• PROVIDED INFORMATION
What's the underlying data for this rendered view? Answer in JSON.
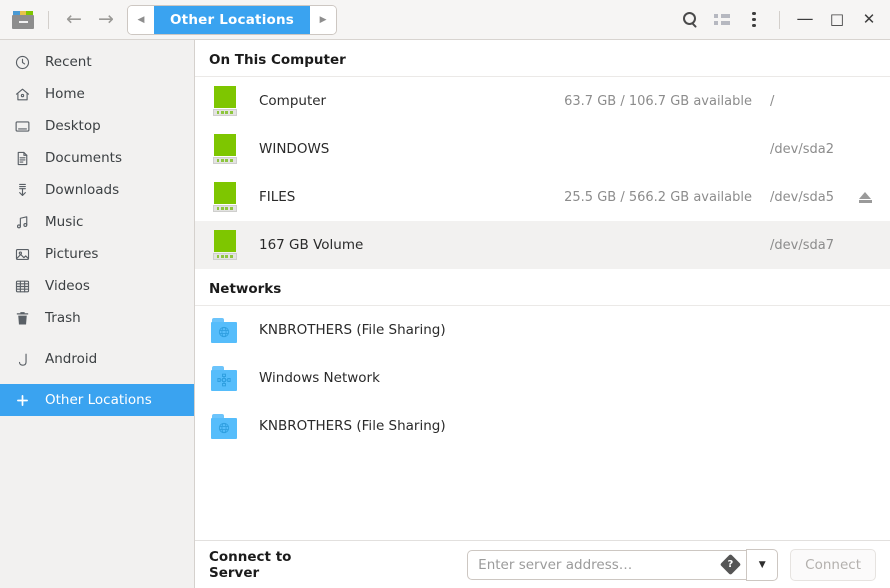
{
  "header": {
    "cabinet_icon": "file-cabinet-icon",
    "cabinet_tab_colors": [
      "#4a9ad4",
      "#e8c34a",
      "#7ec600"
    ],
    "back_arrow": "←",
    "forward_arrow": "→",
    "path_prev": "◀",
    "path_next": "▶",
    "breadcrumb": "Other Locations",
    "search_icon": "search-icon",
    "list_icon": "list-view-icon",
    "menu_icon": "menu-dots-icon",
    "minimize": "—",
    "maximize": "□",
    "close": "✕"
  },
  "sidebar": {
    "items": [
      {
        "label": "Recent",
        "icon": "clock-icon",
        "selected": false
      },
      {
        "label": "Home",
        "icon": "home-icon",
        "selected": false
      },
      {
        "label": "Desktop",
        "icon": "desktop-icon",
        "selected": false
      },
      {
        "label": "Documents",
        "icon": "document-icon",
        "selected": false
      },
      {
        "label": "Downloads",
        "icon": "download-icon",
        "selected": false
      },
      {
        "label": "Music",
        "icon": "music-icon",
        "selected": false
      },
      {
        "label": "Pictures",
        "icon": "picture-icon",
        "selected": false
      },
      {
        "label": "Videos",
        "icon": "video-icon",
        "selected": false
      },
      {
        "label": "Trash",
        "icon": "trash-icon",
        "selected": false
      },
      {
        "label": "Android",
        "icon": "phone-icon",
        "selected": false
      },
      {
        "label": "Other Locations",
        "icon": "plus-icon",
        "selected": true
      }
    ]
  },
  "main": {
    "sections": [
      {
        "title": "On This Computer",
        "rows": [
          {
            "name": "Computer",
            "size": "63.7 GB / 106.7 GB available",
            "device": "/",
            "icon": "drive-icon",
            "eject": false,
            "highlighted": false
          },
          {
            "name": "WINDOWS",
            "size": "",
            "device": "/dev/sda2",
            "icon": "drive-icon",
            "eject": false,
            "highlighted": false
          },
          {
            "name": "FILES",
            "size": "25.5 GB / 566.2 GB available",
            "device": "/dev/sda5",
            "icon": "drive-icon",
            "eject": true,
            "highlighted": false
          },
          {
            "name": "167 GB Volume",
            "size": "",
            "device": "/dev/sda7",
            "icon": "drive-icon",
            "eject": false,
            "highlighted": true
          }
        ]
      },
      {
        "title": "Networks",
        "rows": [
          {
            "name": "KNBROTHERS (File Sharing)",
            "size": "",
            "device": "",
            "icon": "network-folder-globe-icon",
            "eject": false,
            "highlighted": false
          },
          {
            "name": "Windows Network",
            "size": "",
            "device": "",
            "icon": "network-folder-nodes-icon",
            "eject": false,
            "highlighted": false
          },
          {
            "name": "KNBROTHERS (File Sharing)",
            "size": "",
            "device": "",
            "icon": "network-folder-globe-icon",
            "eject": false,
            "highlighted": false
          }
        ]
      }
    ]
  },
  "footer": {
    "title": "Connect to Server",
    "input_value": "",
    "input_placeholder": "Enter server address…",
    "help_icon": "help-icon",
    "help_glyph": "?",
    "dropdown_icon": "▼",
    "connect_label": "Connect"
  },
  "colors": {
    "accent": "#3aa3f0",
    "drive_green": "#7ec600",
    "network_blue": "#56bdfb",
    "sidebar_bg": "#f2f1f0",
    "header_bg": "#f6f5f4"
  }
}
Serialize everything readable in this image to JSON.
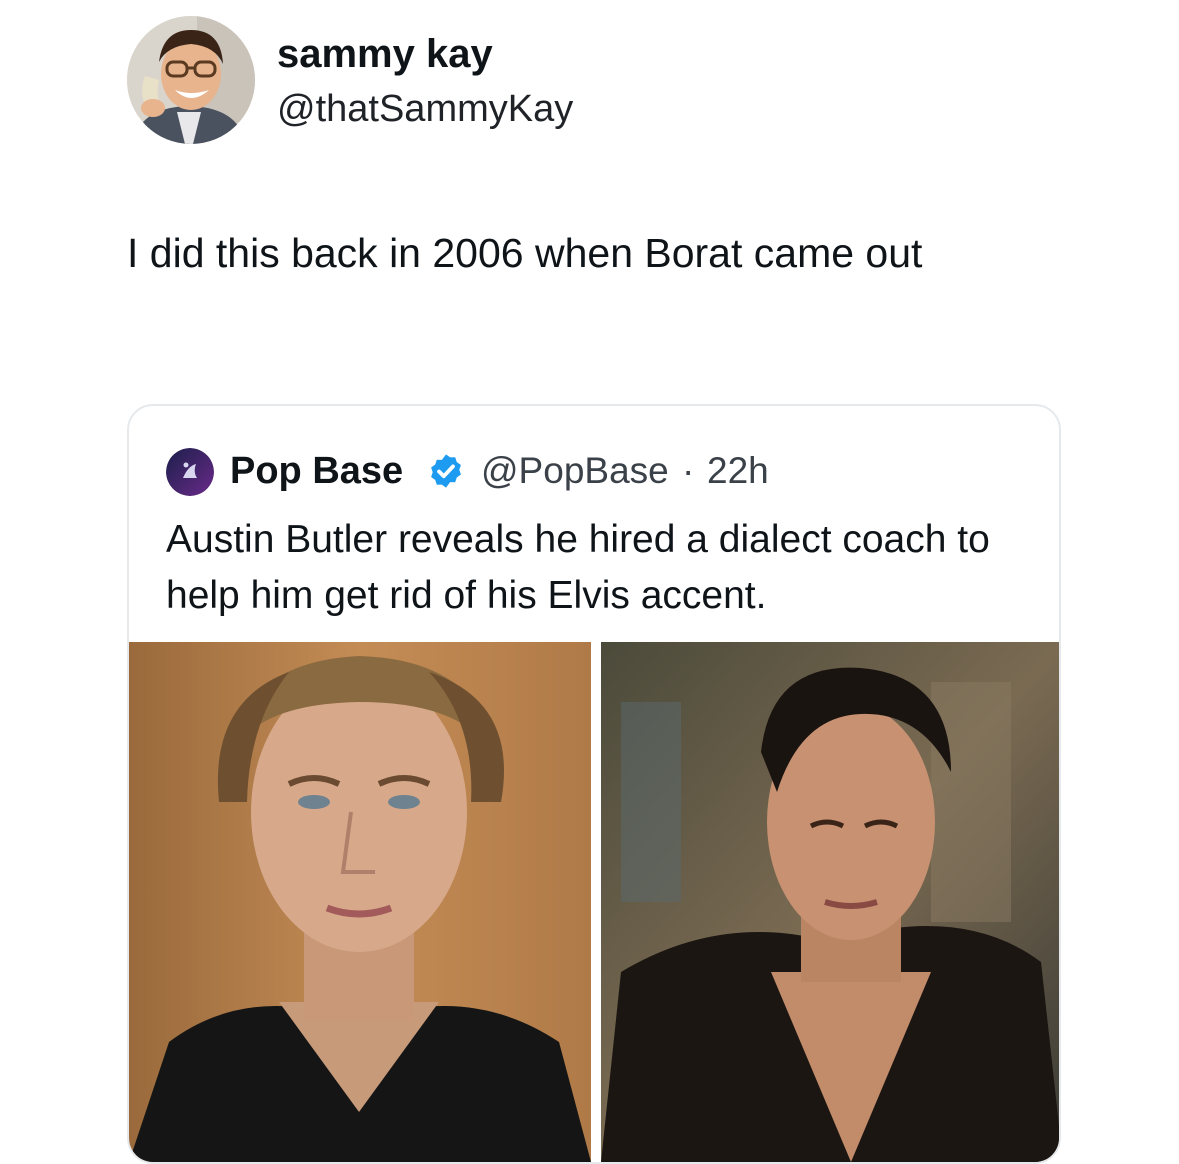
{
  "author": {
    "display_name": "sammy kay",
    "handle": "@thatSammyKay",
    "avatar_icon": "profile-photo"
  },
  "tweet": {
    "text": "I did this back in 2006 when Borat came out"
  },
  "quoted_tweet": {
    "display_name": "Pop Base",
    "verified_icon": "verified-badge-icon",
    "handle": "@PopBase",
    "separator": "·",
    "time": "22h",
    "text": "Austin Butler reveals he hired a dialect coach to help him get rid of his Elvis accent.",
    "media": [
      {
        "name": "left-photo"
      },
      {
        "name": "right-photo"
      }
    ]
  },
  "colors": {
    "text": "#0f1419",
    "secondary": "#3b4148",
    "border": "#e6e9ec",
    "verified": "#1d9bf0"
  }
}
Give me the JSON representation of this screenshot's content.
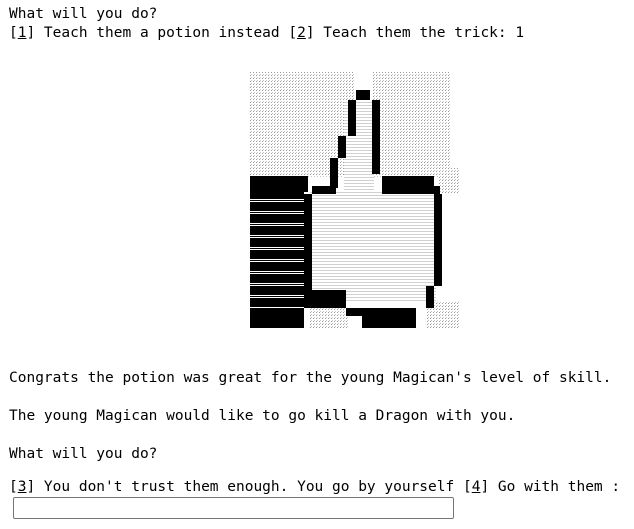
{
  "prompt_top": {
    "question": "What will you do?",
    "option_1_key": "1",
    "option_1_text": " Teach them a potion instead ",
    "option_2_key": "2",
    "option_2_text": " Teach them the trick: 1"
  },
  "art": {
    "icon": "thumbs-up-icon",
    "ink_color": "#000000",
    "stipple_color": "#bdbdbd"
  },
  "story": {
    "congrats": "Congrats the potion was great for the young Magican's level of skill.",
    "dragon": "The young Magican would like to go kill a Dragon with you.",
    "question": "What will you do?",
    "option_3_key": "3",
    "option_3_text": " You don't trust them enough. You go by yourself ",
    "option_4_key": "4",
    "option_4_text": " Go with them :"
  },
  "input": {
    "value": "",
    "placeholder": ""
  }
}
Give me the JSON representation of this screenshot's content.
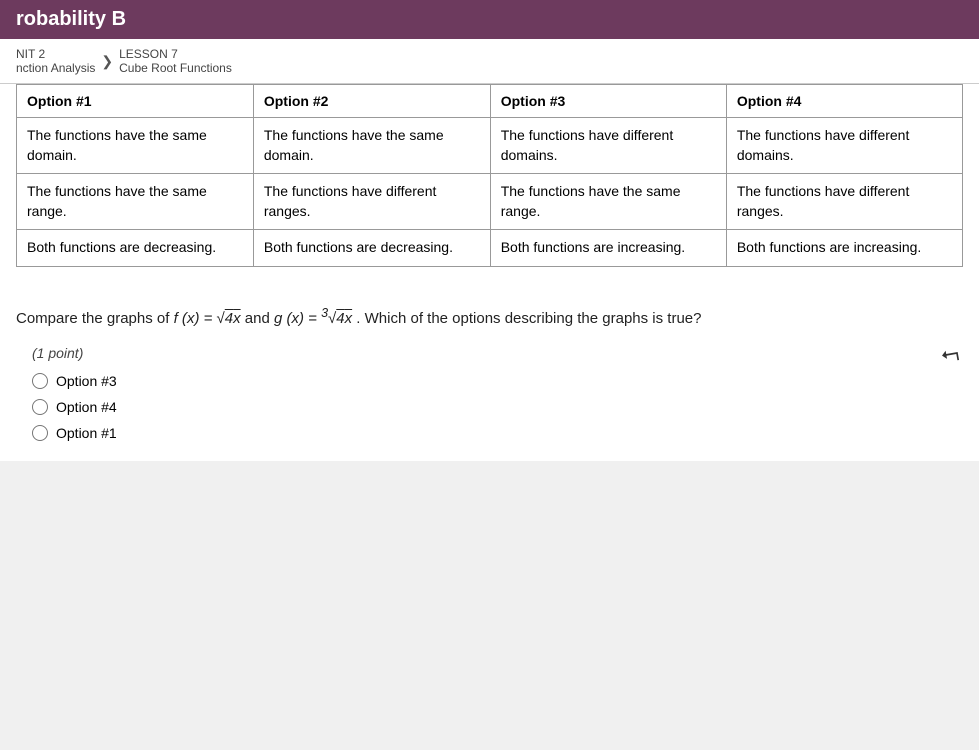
{
  "header": {
    "title": "robability B"
  },
  "breadcrumb": {
    "unit_label": "NIT 2",
    "unit_sub": "nction Analysis",
    "lesson_label": "LESSON 7",
    "lesson_sub": "Cube Root Functions"
  },
  "table": {
    "headers": [
      "Option #1",
      "Option #2",
      "Option #3",
      "Option #4"
    ],
    "rows": [
      [
        "The functions have the same domain.",
        "The functions have the same domain.",
        "The functions have different domains.",
        "The functions have different domains."
      ],
      [
        "The functions have the same range.",
        "The functions have different ranges.",
        "The functions have the same range.",
        "The functions have different ranges."
      ],
      [
        "Both functions are decreasing.",
        "Both functions are decreasing.",
        "Both functions are increasing.",
        "Both functions are increasing."
      ]
    ]
  },
  "question": {
    "text_prefix": "Compare the graphs of ",
    "f_label": "f (x) = √4x",
    "text_mid": " and ",
    "g_label": "g (x) = ∛4x",
    "text_suffix": ". Which of the options describing the graphs is true?",
    "points": "(1 point)"
  },
  "radio_options": [
    {
      "label": "Option #3",
      "value": "option3"
    },
    {
      "label": "Option #4",
      "value": "option4"
    },
    {
      "label": "Option #1",
      "value": "option1"
    }
  ]
}
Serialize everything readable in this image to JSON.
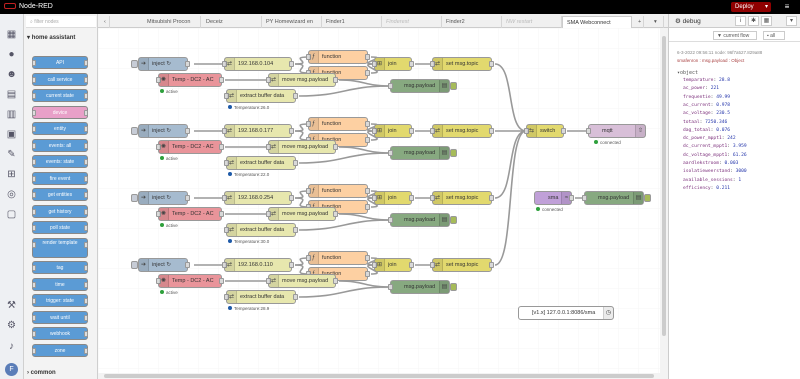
{
  "app": {
    "title": "Node-RED",
    "deploy_label": "Deploy"
  },
  "palette": {
    "search_placeholder": "filter nodes",
    "category": "home assistant",
    "category_bottom": "common",
    "nodes": [
      "API",
      "call service",
      "current state",
      "device",
      "entity",
      "events: all",
      "events: state",
      "fire event",
      "get entities",
      "get history",
      "poll state",
      "render template",
      "tag",
      "time",
      "trigger: state",
      "wait until",
      "webhook",
      "zone"
    ]
  },
  "tabs": [
    "Mitsubishi Procon",
    "Deceiz",
    "PY Homewizard en",
    "Finder1",
    "Finderest",
    "Finder2",
    "NW restart",
    "SMA Webconnect"
  ],
  "flow": {
    "groups": [
      {
        "inject": "inject ↻",
        "ip": "192.168.0.104",
        "func1": "function",
        "func2": "function",
        "temp": "Temp - DC2 - AC",
        "temp_status": "active",
        "move": "move msg.payload",
        "extract": "extract buffer data",
        "extract_status": "Temperature:26.0",
        "join": "join",
        "topic": "set msg.topic",
        "debug": "msg.payload"
      },
      {
        "inject": "inject ↻",
        "ip": "192.168.0.177",
        "func1": "function",
        "func2": "function",
        "temp": "Temp - DC2 - AC",
        "temp_status": "active",
        "move": "move msg.payload",
        "extract": "extract buffer data",
        "extract_status": "Temperature:22.0",
        "join": "join",
        "topic": "set msg.topic",
        "debug": "msg.payload"
      },
      {
        "inject": "inject ↻",
        "ip": "192.168.0.254",
        "func1": "function",
        "func2": "function",
        "temp": "Temp - DC2 - AC",
        "temp_status": "active",
        "move": "move msg.payload",
        "extract": "extract buffer data",
        "extract_status": "Temperature:30.0",
        "join": "join",
        "topic": "set msg.topic",
        "debug": "msg.payload"
      },
      {
        "inject": "inject ↻",
        "ip": "192.168.0.110",
        "func1": "function",
        "func2": "function",
        "temp": "Temp - DC2 - AC",
        "temp_status": "active",
        "move": "move msg.payload",
        "extract": "extract buffer data",
        "extract_status": "Temperature:28.9",
        "join": "join",
        "topic": "set msg.topic",
        "debug": "msg.payload"
      }
    ],
    "switch": "switch",
    "mqtt": "mqtt",
    "mqtt_status": "connected",
    "sma": "sma",
    "sma_status": "connected",
    "sma_debug": "msg.payload",
    "comment": "[v1.x] 127.0.0.1:8086/sma"
  },
  "sidebar": {
    "title": "debug",
    "filter": "current flow",
    "clear": "all",
    "meta": "6-3-2022 09:56:11   node: 96f7a527.829a88",
    "topic": "smafenron : msg.payload : Object",
    "object_label": "▾object",
    "fields": [
      [
        "temparature",
        "28.8"
      ],
      [
        "ac_power",
        "221"
      ],
      [
        "frequentie",
        "49.99"
      ],
      [
        "ac_current",
        "0.978"
      ],
      [
        "ac_voltage",
        "230.5"
      ],
      [
        "totaal",
        "7250.346"
      ],
      [
        "dag_totaal",
        "0.076"
      ],
      [
        "dc_power_mppt1",
        "242"
      ],
      [
        "dc_current_mppt1",
        "3.959"
      ],
      [
        "dc_voltage_mppt1",
        "61.26"
      ],
      [
        "aardlekstroom",
        "0.003"
      ],
      [
        "isolatieweerstand",
        "3000"
      ],
      [
        "available_sessions",
        "1"
      ],
      [
        "efficiency",
        "0.211"
      ]
    ]
  }
}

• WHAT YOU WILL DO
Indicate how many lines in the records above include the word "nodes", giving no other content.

• TASK ANSWER
3